> TASK TO CARRY OUT:
Make an exact copy of the records, and keep the pictures out of it.

Interface dataset entries:
────

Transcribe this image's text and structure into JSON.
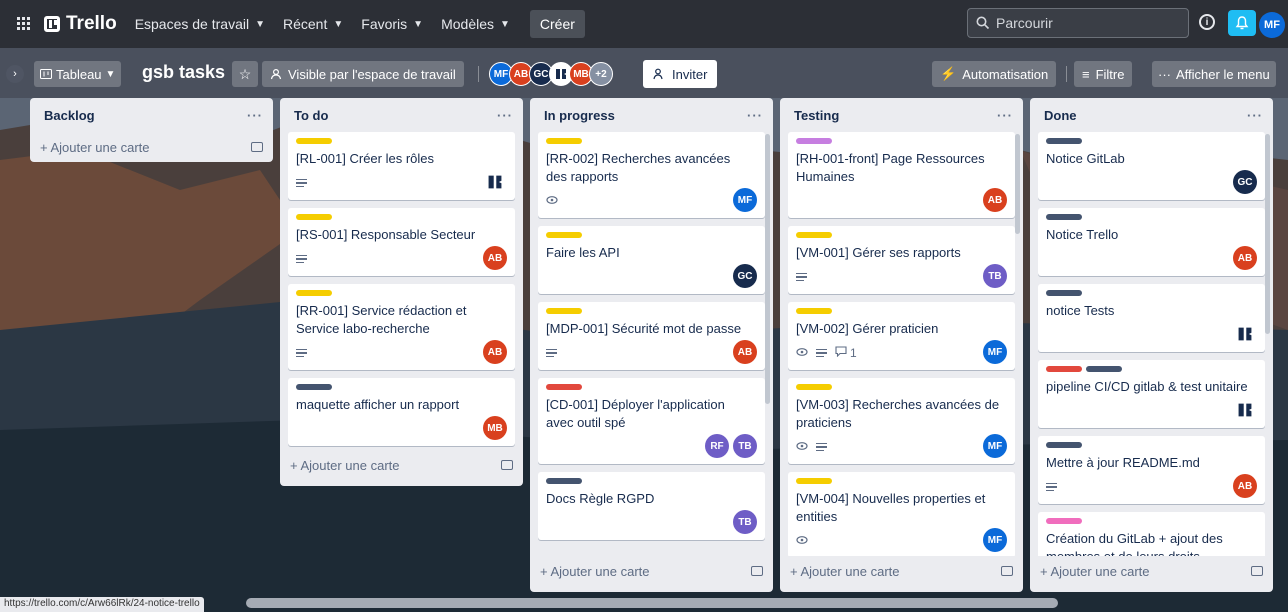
{
  "topnav": {
    "logo": "Trello",
    "items": [
      "Espaces de travail",
      "Récent",
      "Favoris",
      "Modèles"
    ],
    "create": "Créer",
    "search_placeholder": "Parcourir",
    "user_initials": "MF"
  },
  "board": {
    "view": "Tableau",
    "title": "gsb tasks",
    "visibility": "Visible par l'espace de travail",
    "members": [
      {
        "initials": "MF",
        "color": "#0b6ad9"
      },
      {
        "initials": "AB",
        "color": "#d9401e"
      },
      {
        "initials": "GC",
        "color": "#172b4d"
      },
      {
        "initials": "",
        "color": "#ffffff"
      },
      {
        "initials": "MB",
        "color": "#d9401e"
      }
    ],
    "extra_members": "+2",
    "invite": "Inviter",
    "automation": "Automatisation",
    "filter": "Filtre",
    "menu": "Afficher le menu"
  },
  "add_card_label": "+ Ajouter une carte",
  "lists": [
    {
      "title": "Backlog",
      "cards": []
    },
    {
      "title": "To do",
      "cards": [
        {
          "title": "[RL-001] Créer les rôles",
          "labels": [
            "#f5cd00"
          ],
          "badges": [
            "desc"
          ],
          "members": [
            {
              "initials": "",
              "color": "logo"
            }
          ]
        },
        {
          "title": "[RS-001] Responsable Secteur",
          "labels": [
            "#f5cd00"
          ],
          "badges": [
            "desc"
          ],
          "members": [
            {
              "initials": "AB",
              "color": "#d9401e"
            }
          ]
        },
        {
          "title": "[RR-001] Service rédaction et Service labo-recherche",
          "labels": [
            "#f5cd00"
          ],
          "badges": [
            "desc"
          ],
          "members": [
            {
              "initials": "AB",
              "color": "#d9401e"
            }
          ]
        },
        {
          "title": "maquette afficher un rapport",
          "labels": [
            "#44546f"
          ],
          "badges": [],
          "members": [
            {
              "initials": "MB",
              "color": "#d9401e"
            }
          ]
        }
      ]
    },
    {
      "title": "In progress",
      "cards": [
        {
          "title": "[RR-002] Recherches avancées des rapports",
          "labels": [
            "#f5cd00"
          ],
          "badges": [
            "watch"
          ],
          "members": [
            {
              "initials": "MF",
              "color": "#0b6ad9"
            }
          ]
        },
        {
          "title": "Faire les API",
          "labels": [
            "#f5cd00"
          ],
          "badges": [],
          "members": [
            {
              "initials": "GC",
              "color": "#172b4d"
            }
          ]
        },
        {
          "title": "[MDP-001] Sécurité mot de passe",
          "labels": [
            "#f5cd00"
          ],
          "badges": [
            "desc"
          ],
          "members": [
            {
              "initials": "AB",
              "color": "#d9401e"
            }
          ]
        },
        {
          "title": "[CD-001] Déployer l'application avec outil spé",
          "labels": [
            "#e2483d"
          ],
          "badges": [],
          "members": [
            {
              "initials": "RF",
              "color": "#6e5dc6"
            },
            {
              "initials": "TB",
              "color": "#6e5dc6"
            }
          ]
        },
        {
          "title": "Docs Règle RGPD",
          "labels": [
            "#44546f"
          ],
          "badges": [],
          "members": [
            {
              "initials": "TB",
              "color": "#6e5dc6"
            }
          ]
        }
      ]
    },
    {
      "title": "Testing",
      "cards": [
        {
          "title": "[RH-001-front] Page Ressources Humaines",
          "labels": [
            "#c67ee0"
          ],
          "badges": [],
          "members": [
            {
              "initials": "AB",
              "color": "#d9401e"
            }
          ]
        },
        {
          "title": "[VM-001] Gérer ses rapports",
          "labels": [
            "#f5cd00"
          ],
          "badges": [
            "desc"
          ],
          "members": [
            {
              "initials": "TB",
              "color": "#6e5dc6"
            }
          ]
        },
        {
          "title": "[VM-002] Gérer praticien",
          "labels": [
            "#f5cd00"
          ],
          "badges": [
            "watch",
            "desc",
            "comment"
          ],
          "comment_count": "1",
          "members": [
            {
              "initials": "MF",
              "color": "#0b6ad9"
            }
          ]
        },
        {
          "title": "[VM-003] Recherches avancées de praticiens",
          "labels": [
            "#f5cd00"
          ],
          "badges": [
            "watch",
            "desc"
          ],
          "members": [
            {
              "initials": "MF",
              "color": "#0b6ad9"
            }
          ]
        },
        {
          "title": "[VM-004] Nouvelles properties et entities",
          "labels": [
            "#f5cd00"
          ],
          "badges": [
            "watch"
          ],
          "members": [
            {
              "initials": "MF",
              "color": "#0b6ad9"
            }
          ]
        }
      ]
    },
    {
      "title": "Done",
      "cards": [
        {
          "title": "Notice GitLab",
          "labels": [
            "#44546f"
          ],
          "badges": [],
          "members": [
            {
              "initials": "GC",
              "color": "#172b4d"
            }
          ]
        },
        {
          "title": "Notice Trello",
          "labels": [
            "#44546f"
          ],
          "badges": [],
          "members": [
            {
              "initials": "AB",
              "color": "#d9401e"
            }
          ]
        },
        {
          "title": "notice Tests",
          "labels": [
            "#44546f"
          ],
          "badges": [],
          "members": [
            {
              "initials": "",
              "color": "logo"
            }
          ]
        },
        {
          "title": "pipeline CI/CD gitlab & test unitaire",
          "labels": [
            "#e2483d",
            "#44546f"
          ],
          "badges": [],
          "members": [
            {
              "initials": "",
              "color": "logo"
            }
          ]
        },
        {
          "title": "Mettre à jour README.md",
          "labels": [
            "#44546f"
          ],
          "badges": [
            "desc"
          ],
          "members": [
            {
              "initials": "AB",
              "color": "#d9401e"
            }
          ]
        },
        {
          "title": "Création du GitLab + ajout des membres et de leurs droits",
          "labels": [
            "#f06dbd"
          ],
          "badges": [],
          "members": []
        }
      ]
    }
  ],
  "status_url": "https://trello.com/c/Arw66lRk/24-notice-trello"
}
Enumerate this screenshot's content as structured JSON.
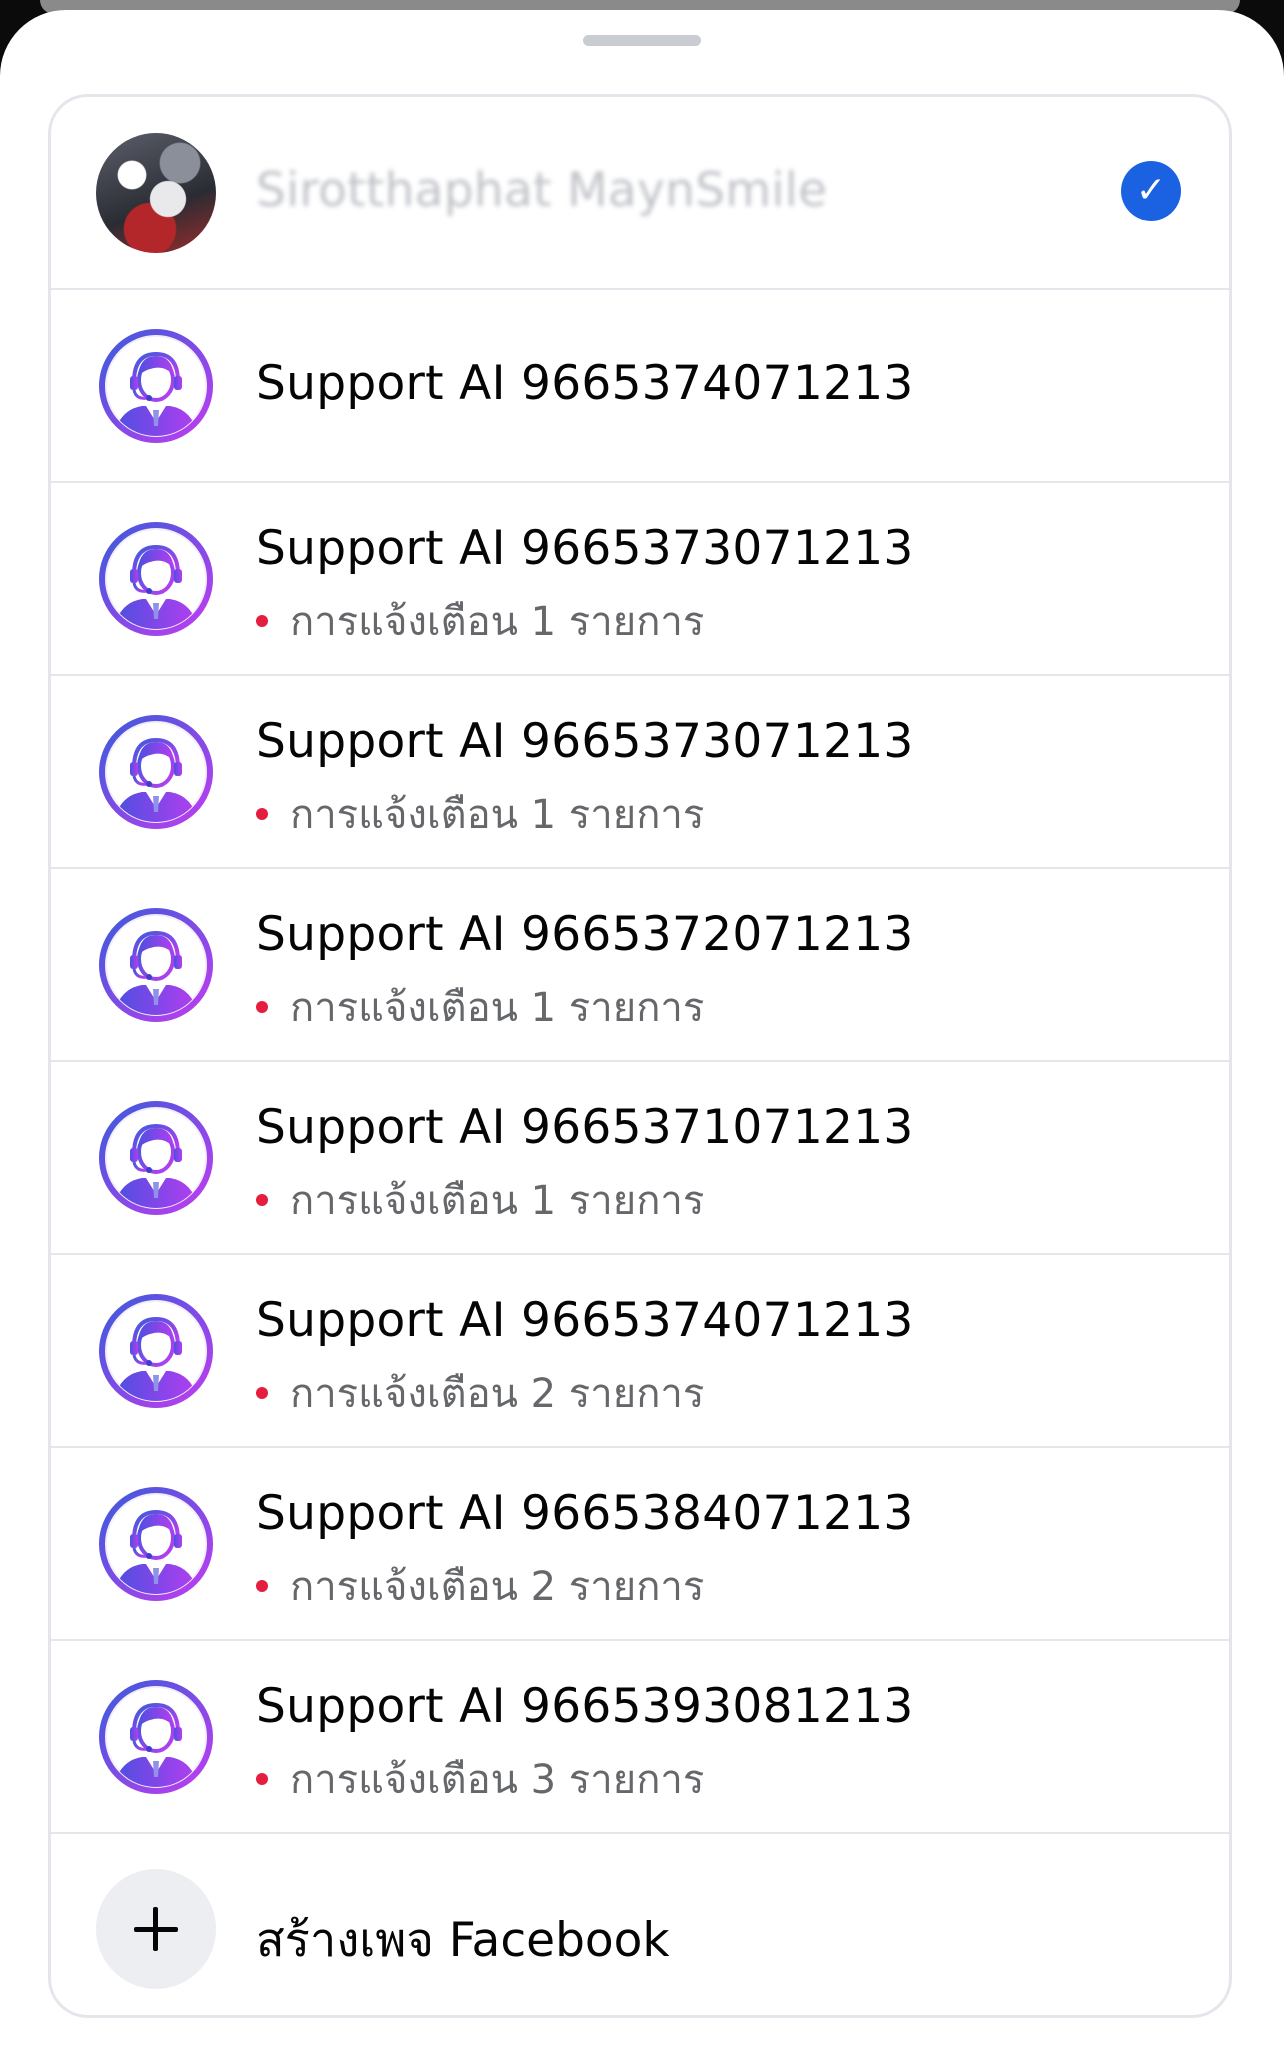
{
  "profile": {
    "name": "Sirotthaphat MaynSmile",
    "selected": true,
    "check_icon": "check-icon"
  },
  "pages": [
    {
      "name": "Support AI 9665374071213",
      "notification": null
    },
    {
      "name": "Support AI 9665373071213",
      "notification": "การแจ้งเตือน 1 รายการ"
    },
    {
      "name": "Support AI 9665373071213",
      "notification": "การแจ้งเตือน 1 รายการ"
    },
    {
      "name": "Support AI 9665372071213",
      "notification": "การแจ้งเตือน 1 รายการ"
    },
    {
      "name": "Support AI 9665371071213",
      "notification": "การแจ้งเตือน 1 รายการ"
    },
    {
      "name": "Support AI 9665374071213",
      "notification": "การแจ้งเตือน 2 รายการ"
    },
    {
      "name": "Support AI 9665384071213",
      "notification": "การแจ้งเตือน 2 รายการ"
    },
    {
      "name": "Support AI 9665393081213",
      "notification": "การแจ้งเตือน 3 รายการ"
    }
  ],
  "create_page": {
    "label": "สร้างเพจ Facebook",
    "icon": "plus-icon"
  },
  "colors": {
    "accent_blue": "#1b62e3",
    "notification_dot": "#e41e3f",
    "avatar_ring": "#7b2ff7"
  }
}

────

> WRITTEN RESPONSE:
Transcribe this image's text and structure into JSON.
{
  "topnav": {
    "logo": "Trello",
    "items": [
      "Espaces de travail",
      "Récent",
      "Favoris",
      "Modèles"
    ],
    "create": "Créer",
    "search_placeholder": "Parcourir",
    "user_initials": "MF"
  },
  "board": {
    "view": "Tableau",
    "title": "gsb tasks",
    "visibility": "Visible par l'espace de travail",
    "members": [
      {
        "initials": "MF",
        "color": "#0b6ad9"
      },
      {
        "initials": "AB",
        "color": "#d9401e"
      },
      {
        "initials": "GC",
        "color": "#172b4d"
      },
      {
        "initials": "",
        "color": "#ffffff"
      },
      {
        "initials": "MB",
        "color": "#d9401e"
      }
    ],
    "extra_members": "+2",
    "invite": "Inviter",
    "automation": "Automatisation",
    "filter": "Filtre",
    "menu": "Afficher le menu"
  },
  "add_card_label": "+ Ajouter une carte",
  "lists": [
    {
      "title": "Backlog",
      "cards": []
    },
    {
      "title": "To do",
      "cards": [
        {
          "title": "[RL-001] Créer les rôles",
          "labels": [
            "#f5cd00"
          ],
          "badges": [
            "desc"
          ],
          "members": [
            {
              "initials": "",
              "color": "logo"
            }
          ]
        },
        {
          "title": "[RS-001] Responsable Secteur",
          "labels": [
            "#f5cd00"
          ],
          "badges": [
            "desc"
          ],
          "members": [
            {
              "initials": "AB",
              "color": "#d9401e"
            }
          ]
        },
        {
          "title": "[RR-001] Service rédaction et Service labo-recherche",
          "labels": [
            "#f5cd00"
          ],
          "badges": [
            "desc"
          ],
          "members": [
            {
              "initials": "AB",
              "color": "#d9401e"
            }
          ]
        },
        {
          "title": "maquette afficher un rapport",
          "labels": [
            "#44546f"
          ],
          "badges": [],
          "members": [
            {
              "initials": "MB",
              "color": "#d9401e"
            }
          ]
        }
      ]
    },
    {
      "title": "In progress",
      "cards": [
        {
          "title": "[RR-002] Recherches avancées des rapports",
          "labels": [
            "#f5cd00"
          ],
          "badges": [
            "watch"
          ],
          "members": [
            {
              "initials": "MF",
              "color": "#0b6ad9"
            }
          ]
        },
        {
          "title": "Faire les API",
          "labels": [
            "#f5cd00"
          ],
          "badges": [],
          "members": [
            {
              "initials": "GC",
              "color": "#172b4d"
            }
          ]
        },
        {
          "title": "[MDP-001] Sécurité mot de passe",
          "labels": [
            "#f5cd00"
          ],
          "badges": [
            "desc"
          ],
          "members": [
            {
              "initials": "AB",
              "color": "#d9401e"
            }
          ]
        },
        {
          "title": "[CD-001] Déployer l'application avec outil spé",
          "labels": [
            "#e2483d"
          ],
          "badges": [],
          "members": [
            {
              "initials": "RF",
              "color": "#6e5dc6"
            },
            {
              "initials": "TB",
              "color": "#6e5dc6"
            }
          ]
        },
        {
          "title": "Docs Règle RGPD",
          "labels": [
            "#44546f"
          ],
          "badges": [],
          "members": [
            {
              "initials": "TB",
              "color": "#6e5dc6"
            }
          ]
        }
      ]
    },
    {
      "title": "Testing",
      "cards": [
        {
          "title": "[RH-001-front] Page Ressources Humaines",
          "labels": [
            "#c67ee0"
          ],
          "badges": [],
          "members": [
            {
              "initials": "AB",
              "color": "#d9401e"
            }
          ]
        },
        {
          "title": "[VM-001] Gérer ses rapports",
          "labels": [
            "#f5cd00"
          ],
          "badges": [
            "desc"
          ],
          "members": [
            {
              "initials": "TB",
              "color": "#6e5dc6"
            }
          ]
        },
        {
          "title": "[VM-002] Gérer praticien",
          "labels": [
            "#f5cd00"
          ],
          "badges": [
            "watch",
            "desc",
            "comment"
          ],
          "comment_count": "1",
          "members": [
            {
              "initials": "MF",
              "color": "#0b6ad9"
            }
          ]
        },
        {
          "title": "[VM-003] Recherches avancées de praticiens",
          "labels": [
            "#f5cd00"
          ],
          "badges": [
            "watch",
            "desc"
          ],
          "members": [
            {
              "initials": "MF",
              "color": "#0b6ad9"
            }
          ]
        },
        {
          "title": "[VM-004] Nouvelles properties et entities",
          "labels": [
            "#f5cd00"
          ],
          "badges": [
            "watch"
          ],
          "members": [
            {
              "initials": "MF",
              "color": "#0b6ad9"
            }
          ]
        }
      ]
    },
    {
      "title": "Done",
      "cards": [
        {
          "title": "Notice GitLab",
          "labels": [
            "#44546f"
          ],
          "badges": [],
          "members": [
            {
              "initials": "GC",
              "color": "#172b4d"
            }
          ]
        },
        {
          "title": "Notice Trello",
          "labels": [
            "#44546f"
          ],
          "badges": [],
          "members": [
            {
              "initials": "AB",
              "color": "#d9401e"
            }
          ]
        },
        {
          "title": "notice Tests",
          "labels": [
            "#44546f"
          ],
          "badges": [],
          "members": [
            {
              "initials": "",
              "color": "logo"
            }
          ]
        },
        {
          "title": "pipeline CI/CD gitlab & test unitaire",
          "labels": [
            "#e2483d",
            "#44546f"
          ],
          "badges": [],
          "members": [
            {
              "initials": "",
              "color": "logo"
            }
          ]
        },
        {
          "title": "Mettre à jour README.md",
          "labels": [
            "#44546f"
          ],
          "badges": [
            "desc"
          ],
          "members": [
            {
              "initials": "AB",
              "color": "#d9401e"
            }
          ]
        },
        {
          "title": "Création du GitLab + ajout des membres et de leurs droits",
          "labels": [
            "#f06dbd"
          ],
          "badges": [],
          "members": []
        }
      ]
    }
  ],
  "status_url": "https://trello.com/c/Arw66lRk/24-notice-trello"
}
Enumerate this screenshot's content as structured JSON.
{
  "profile": {
    "name": "Sirotthaphat MaynSmile",
    "selected": true,
    "check_icon": "check-icon"
  },
  "pages": [
    {
      "name": "Support AI 9665374071213",
      "notification": null
    },
    {
      "name": "Support AI 9665373071213",
      "notification": "การแจ้งเตือน 1 รายการ"
    },
    {
      "name": "Support AI 9665373071213",
      "notification": "การแจ้งเตือน 1 รายการ"
    },
    {
      "name": "Support AI 9665372071213",
      "notification": "การแจ้งเตือน 1 รายการ"
    },
    {
      "name": "Support AI 9665371071213",
      "notification": "การแจ้งเตือน 1 รายการ"
    },
    {
      "name": "Support AI 9665374071213",
      "notification": "การแจ้งเตือน 2 รายการ"
    },
    {
      "name": "Support AI 9665384071213",
      "notification": "การแจ้งเตือน 2 รายการ"
    },
    {
      "name": "Support AI 9665393081213",
      "notification": "การแจ้งเตือน 3 รายการ"
    }
  ],
  "create_page": {
    "label": "สร้างเพจ Facebook",
    "icon": "plus-icon"
  },
  "colors": {
    "accent_blue": "#1b62e3",
    "notification_dot": "#e41e3f",
    "avatar_ring": "#7b2ff7"
  }
}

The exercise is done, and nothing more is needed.